Over 400 years ago, the course of history changed when English colonists set out across the Atlantic bound for the “New World.” But for the Wampanoag people, this land was old, storied and contained everything they had ever known. At the Fuller Craft Museum, 10 artists were brought together to explore the depth and history of this event with its “Another Crossing: Artists Revisit the Mayflower Voyage” exhibition, on view through October 10. For artists Annette Bellamy, Sonya Clark, David Clarke, Michelle Erickson, Jeffery Gibson, Jonathan James-Perry, Jasleen Kaur, Christien Meindertsma, Katie Schwab and Allison Smith, this was no simple task. “The implications of the Mayflower crossing are so far-reaching that they are difficult to comprehend,” said Glenn Adamson, exhibition curator. “The voyage is both a national origin story and, given the widespread devastation of the … [Read more...] about ARTISTS EXPLORE ‘ANOTHER CROSSING’ AT THE FULLER CRAFT MUSEUM

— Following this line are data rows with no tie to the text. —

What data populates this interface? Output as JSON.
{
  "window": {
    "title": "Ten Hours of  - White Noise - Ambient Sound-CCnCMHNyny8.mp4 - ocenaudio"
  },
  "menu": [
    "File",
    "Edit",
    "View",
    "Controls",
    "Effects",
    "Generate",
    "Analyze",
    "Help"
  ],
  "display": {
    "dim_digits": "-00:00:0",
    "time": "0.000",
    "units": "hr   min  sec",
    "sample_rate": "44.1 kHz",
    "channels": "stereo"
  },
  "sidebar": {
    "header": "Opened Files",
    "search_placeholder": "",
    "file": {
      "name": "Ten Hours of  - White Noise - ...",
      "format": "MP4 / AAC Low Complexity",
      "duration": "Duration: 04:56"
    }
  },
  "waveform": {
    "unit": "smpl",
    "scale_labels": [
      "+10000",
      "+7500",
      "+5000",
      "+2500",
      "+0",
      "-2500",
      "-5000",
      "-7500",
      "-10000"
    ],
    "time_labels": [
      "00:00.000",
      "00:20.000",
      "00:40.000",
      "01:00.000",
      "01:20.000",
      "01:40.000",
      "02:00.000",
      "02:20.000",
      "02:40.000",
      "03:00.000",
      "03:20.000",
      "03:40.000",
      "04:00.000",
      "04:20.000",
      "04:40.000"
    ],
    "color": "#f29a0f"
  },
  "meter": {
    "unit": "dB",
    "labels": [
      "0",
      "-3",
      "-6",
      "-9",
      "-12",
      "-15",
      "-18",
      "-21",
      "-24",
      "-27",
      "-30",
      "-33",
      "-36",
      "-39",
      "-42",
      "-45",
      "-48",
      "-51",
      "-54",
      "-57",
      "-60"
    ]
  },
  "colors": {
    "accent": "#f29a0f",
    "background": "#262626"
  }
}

When visiting Concord this summer, between stops at the Emerson or Alcott house, visit some of the art museums and galleries that dot this historic city. The Umbrella Arts Center and Concord Art are presenting poignant shows that explore the past and present of the human experience. The Umbrella Arts Center’s “Dazzleship” is a homage to seafaringvessels from the first World War that were painted with bold stripes and patterns meant to confuse onlookers. These “dazzle” patterns obscured the direction and velocity of ships on the water. The term finds renewed meaning with “Dazzleship,” a group exhibition curated by Michael MacMahon that – like dazzle paintjobs — aims “to toy with our perception.” Along with MacMahon, who also has a painting in the show, “Dazzleship” brings together 13 artists: Julia Csekö, Gage Delprete, Maya Erdelyi, Laura Fischman, Sarah E. Jenkins, Cody Justus, … [Read more...] about A Day in Concord: ‘Dazzleship’ and ‘(un)seen’
New York held a ticker tape parade in honor of health care workers on July 7. Galleries are opening up in New York, Massachusetts, Paris, and more. The fireworks were phenomenal and well attended by joyous Americans eager to celebrate their liberation from pandemic restrictions, showing their smiles, hugging their friends, families and strangers. Amid all this back to normalcy, Artscope Magazine reviewed a photograph so representative of all that is happening that it made me believe we had emerged into a new and better world. Puerto-Rican Street photographer Ruben Natal San Miguel, in his first solo show, “American Beauty” opened July 4 at Gary Marotta Fine Art in Provincetown, showing a woman in the South Bronx, New York City, one of the country’s areas hardest hit by the Covid 19 pandemic. Dressed in patriotic red, white and blue, in ripped cutoffs, she embraces her young son, and … [Read more...] about THE ART SCENE. BACK TO NORMAL?